More specifically, the initiatives will be designed to increase reach to Hispanic families who are struggling with debt and extend services to help them navigate the financial challenges.
This is being done thanks to a new grant that MMI recently received from JPMorgan Chase.
“This grant will be used for inclusive marketing with messaging designed to inspire Hispanic families to take the first steps toward overcoming the stigma of debt and to overcome barriers they may face reaching their financial goals,” said Emanuel Rivero, senior director at MMI, in a statement.
A 2019 report by the Urban Institute at its annual Summit on Hispanic Wealth found that Hispanic families own fewer financial assets ($20,000) than non-Hispanic White families ($100,000).
In addition, young Hispanics are adding to their student loan debt, but not to their savings and 83% of Hispanic millennials have no retirement savings, compared with 66% of non-Hispanic White millennials.
“We know authentically diverse advertising is important to create a connection, and our goal is to use this grant to create a strategy that best relates to this community and offer solutions for financially at-risk households that may not have been included in the past,” said Rivero.
MMI calculated in 2022 that approximately 29% of its clients across all services identified as Hispanic. In the United States, about 19% of the population identifies as Hispanic, totaling over 62 million people.
Tomás Aguirre is an MMI client and peer advocate who has spoken about the impact MMI has had on him.
“MMI changed my life,” he said in a statement. The good habits that I learned are now a part of my lifestyle which I discuss and practice with my partner daily.”
Aguirre has been able to pay off more than $130,000 in debt.
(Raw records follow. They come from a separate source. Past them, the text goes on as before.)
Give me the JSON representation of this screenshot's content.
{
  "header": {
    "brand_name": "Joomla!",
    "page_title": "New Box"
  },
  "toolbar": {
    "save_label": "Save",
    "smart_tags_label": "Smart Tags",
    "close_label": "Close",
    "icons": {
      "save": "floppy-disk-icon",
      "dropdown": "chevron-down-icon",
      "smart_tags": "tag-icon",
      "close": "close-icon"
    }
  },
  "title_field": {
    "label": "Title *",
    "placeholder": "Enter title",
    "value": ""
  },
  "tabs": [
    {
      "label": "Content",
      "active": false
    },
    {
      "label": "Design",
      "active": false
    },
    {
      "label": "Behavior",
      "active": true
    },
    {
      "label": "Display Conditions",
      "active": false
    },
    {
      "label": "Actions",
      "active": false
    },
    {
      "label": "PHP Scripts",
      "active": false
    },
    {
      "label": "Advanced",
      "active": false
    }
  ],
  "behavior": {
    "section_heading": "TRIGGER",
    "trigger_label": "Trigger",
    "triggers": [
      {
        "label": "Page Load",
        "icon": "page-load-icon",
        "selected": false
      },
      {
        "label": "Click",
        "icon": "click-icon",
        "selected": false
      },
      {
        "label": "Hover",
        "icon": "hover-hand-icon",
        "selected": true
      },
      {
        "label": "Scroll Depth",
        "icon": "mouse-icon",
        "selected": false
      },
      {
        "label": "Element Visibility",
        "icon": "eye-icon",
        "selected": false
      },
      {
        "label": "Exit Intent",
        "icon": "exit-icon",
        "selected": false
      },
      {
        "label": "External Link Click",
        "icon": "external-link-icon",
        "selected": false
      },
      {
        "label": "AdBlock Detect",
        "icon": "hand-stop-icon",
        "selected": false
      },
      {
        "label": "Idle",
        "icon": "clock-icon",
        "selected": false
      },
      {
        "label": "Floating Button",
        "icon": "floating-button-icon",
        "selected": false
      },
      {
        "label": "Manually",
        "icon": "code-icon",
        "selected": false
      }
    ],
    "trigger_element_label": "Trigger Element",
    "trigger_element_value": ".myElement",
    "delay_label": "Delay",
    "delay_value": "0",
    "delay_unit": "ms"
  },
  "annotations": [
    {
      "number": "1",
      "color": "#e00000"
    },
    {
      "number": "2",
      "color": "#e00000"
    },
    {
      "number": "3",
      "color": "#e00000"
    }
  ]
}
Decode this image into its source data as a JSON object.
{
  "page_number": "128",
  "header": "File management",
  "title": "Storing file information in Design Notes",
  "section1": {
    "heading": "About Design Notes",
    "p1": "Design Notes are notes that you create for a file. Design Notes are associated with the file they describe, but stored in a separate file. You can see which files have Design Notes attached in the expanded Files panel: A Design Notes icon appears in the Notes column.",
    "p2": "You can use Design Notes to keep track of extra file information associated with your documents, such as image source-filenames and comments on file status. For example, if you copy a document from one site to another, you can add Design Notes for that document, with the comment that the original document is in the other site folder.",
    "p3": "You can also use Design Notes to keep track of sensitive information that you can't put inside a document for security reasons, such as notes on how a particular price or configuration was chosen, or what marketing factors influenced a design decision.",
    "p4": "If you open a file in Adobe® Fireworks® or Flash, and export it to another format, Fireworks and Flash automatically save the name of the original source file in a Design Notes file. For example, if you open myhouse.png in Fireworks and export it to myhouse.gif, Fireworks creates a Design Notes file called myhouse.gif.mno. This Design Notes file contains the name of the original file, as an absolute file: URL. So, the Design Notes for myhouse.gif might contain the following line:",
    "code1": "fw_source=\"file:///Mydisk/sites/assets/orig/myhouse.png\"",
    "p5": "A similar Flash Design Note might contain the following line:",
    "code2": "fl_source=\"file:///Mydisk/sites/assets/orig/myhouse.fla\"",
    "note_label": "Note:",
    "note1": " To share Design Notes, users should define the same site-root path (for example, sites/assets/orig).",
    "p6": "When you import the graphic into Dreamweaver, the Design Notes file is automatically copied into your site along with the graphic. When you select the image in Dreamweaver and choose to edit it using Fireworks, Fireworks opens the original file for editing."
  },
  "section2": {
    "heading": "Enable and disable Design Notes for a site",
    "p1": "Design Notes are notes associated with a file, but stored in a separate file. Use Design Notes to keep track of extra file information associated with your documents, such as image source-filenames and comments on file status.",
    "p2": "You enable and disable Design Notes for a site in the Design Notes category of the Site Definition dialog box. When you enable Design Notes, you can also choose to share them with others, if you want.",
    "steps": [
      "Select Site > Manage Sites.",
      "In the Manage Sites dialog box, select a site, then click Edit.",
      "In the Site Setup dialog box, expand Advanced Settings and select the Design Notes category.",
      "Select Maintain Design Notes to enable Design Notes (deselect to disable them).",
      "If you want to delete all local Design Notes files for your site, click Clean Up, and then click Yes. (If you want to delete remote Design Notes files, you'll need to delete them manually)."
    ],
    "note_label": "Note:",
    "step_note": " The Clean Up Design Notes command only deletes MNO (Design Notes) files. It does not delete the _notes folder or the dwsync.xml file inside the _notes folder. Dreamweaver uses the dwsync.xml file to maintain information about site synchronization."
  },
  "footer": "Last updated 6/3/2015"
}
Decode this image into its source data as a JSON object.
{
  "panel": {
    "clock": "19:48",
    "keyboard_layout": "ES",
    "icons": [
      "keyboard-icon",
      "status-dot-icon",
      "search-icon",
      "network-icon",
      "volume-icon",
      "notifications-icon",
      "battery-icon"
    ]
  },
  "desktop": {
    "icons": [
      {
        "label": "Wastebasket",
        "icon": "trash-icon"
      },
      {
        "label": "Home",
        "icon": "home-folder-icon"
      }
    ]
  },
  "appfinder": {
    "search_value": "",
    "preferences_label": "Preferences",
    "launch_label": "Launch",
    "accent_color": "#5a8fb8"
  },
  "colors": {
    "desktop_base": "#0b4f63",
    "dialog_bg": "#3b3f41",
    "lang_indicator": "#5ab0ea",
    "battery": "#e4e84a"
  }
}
“I have learned how to save and financially plan for the future while not spending money I do not have or can pay back immediately. Best of all I am passing on these skills to my three children,” he highlighted.
Hispanics face unique challenges to both long-term and short-term savings, as only 15% of Hispanic families have three months of living expenses saved, compared with 42% of non-Hispanic families.
Aguirre can vouch for the impact that debt and debt reduction can have on an individual, particularly one from an underserved community.